Within the lines below, find those that hold the string "down" and copy each one.

Input START

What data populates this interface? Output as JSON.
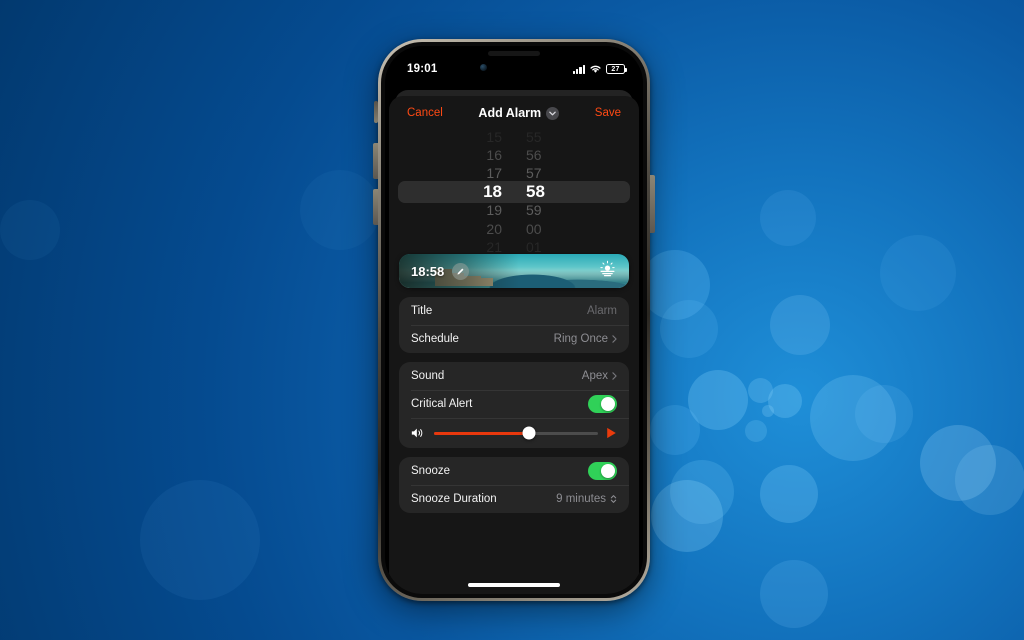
{
  "wallpaper": {
    "name": "blue-bokeh-wallpaper",
    "base_color": "#02386e",
    "accent_color": "#1f8fd8"
  },
  "status_bar": {
    "time": "19:01",
    "signal_icon": "cellular-signal-icon",
    "wifi_icon": "wifi-icon",
    "battery_icon": "battery-icon",
    "battery_level": "27"
  },
  "navbar": {
    "cancel_label": "Cancel",
    "title": "Add Alarm",
    "save_label": "Save",
    "chevron_icon": "chevron-down-icon",
    "accent_color": "#ff4a14"
  },
  "time_picker": {
    "selected_hour": "18",
    "selected_minute": "58",
    "hours": [
      "15",
      "16",
      "17",
      "18",
      "19",
      "20",
      "21"
    ],
    "minutes": [
      "55",
      "56",
      "57",
      "58",
      "59",
      "00",
      "01"
    ]
  },
  "preview_banner": {
    "time": "18:58",
    "edit_icon": "pencil-edit-icon",
    "sunrise_icon": "sunrise-icon",
    "photo_name": "coastal-landscape-photo"
  },
  "details_card": {
    "rows": [
      {
        "label": "Title",
        "value": "Alarm",
        "is_placeholder": true,
        "name": "row-title"
      },
      {
        "label": "Schedule",
        "value": "Ring Once",
        "chevron": "chevron-right-icon",
        "name": "row-schedule"
      }
    ]
  },
  "sound_card": {
    "sound_row": {
      "label": "Sound",
      "value": "Apex",
      "chevron": "chevron-right-icon"
    },
    "critical_alert_row": {
      "label": "Critical Alert",
      "toggle_state": "on"
    },
    "volume": {
      "speaker_icon": "speaker-wave-icon",
      "play_icon": "play-triangle-icon",
      "level_percent": 58,
      "fill_color": "#e8380d"
    }
  },
  "snooze_card": {
    "snooze_row": {
      "label": "Snooze",
      "toggle_state": "on"
    },
    "duration_row": {
      "label": "Snooze Duration",
      "value": "9 minutes",
      "stepper_icon": "chevron-up-down-icon"
    }
  },
  "toggle_on_color": "#30d158",
  "home_indicator": {
    "name": "home-indicator"
  }
}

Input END

• Result of the task:
    "chevron_icon": "chevron-down-icon",
      "stepper_icon": "chevron-up-down-icon"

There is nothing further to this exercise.